Spanish MPs Want Long Lunch Breaks To End and a Return To GMT

Spanish MPs have called for a full debate on reducing traditionally long lunch breaks and returning to GMT in order to improve productivity and quality of life in a country mired in recession and suffering from chronic unemployment.

A parliamentary panel has now voted through a report by the Subcommission on Rationalising Working Hours, which noted that many workers take breaks of two hours or more in the middle of the working day, “a singular working practice, which is nothing like the rest of Europe.”

“A working day split up by an excessive lunch break needlessly adds to the hours workers spend away from home, with a consequent drop in their productivity,” the report concluded.

The Organisation for Economic Co-operation and Development estimates that while Spaniards, on average, work considerably more hours than in Eurozone powerhouse Germany, they produce much less.

Long breaks hark back to the days when farm workers had to take refuge from scorching midday heat, many people needed to juggle two jobs to make ends meet, and most women worked at home.

Another anachronism targeted by the panel was that Spanish clocks are up to three hours out of synch with daylight because Spain adopted Central European Time in 1942, when the government of the day sympathised with Nazi Germany.

“The fact Spain hasn’t had a suitable time zone for more than 71 years means we get up too early and sleep an hour less than recommended by the World health Organisation,” the panel added. “As well as productivity, this has a negative impact on absenteeism, stress, accident rates and school drop-out levels.”

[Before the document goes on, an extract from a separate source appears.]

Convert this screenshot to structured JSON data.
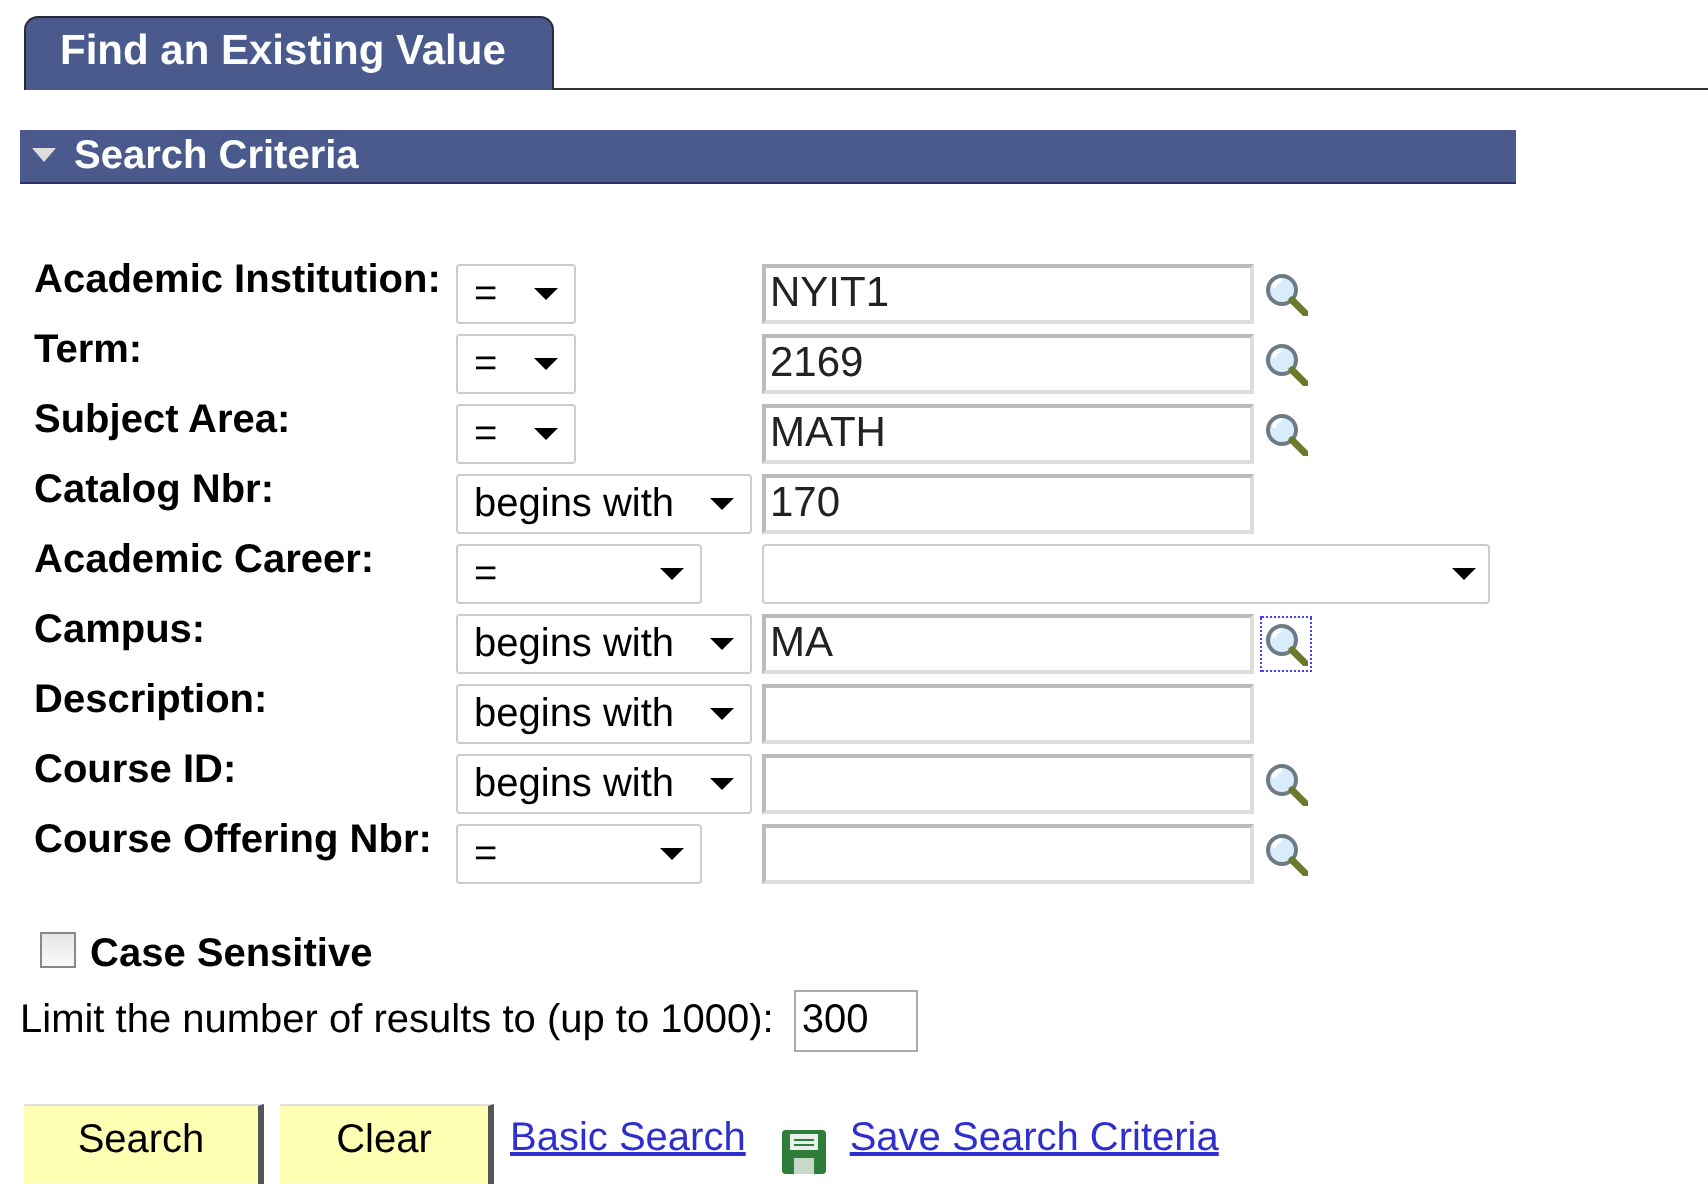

In order to help people get a good night’s sleep, MPs have also recommended that state broadcasters end prime time programming by 11 p.m.

– The Telegraph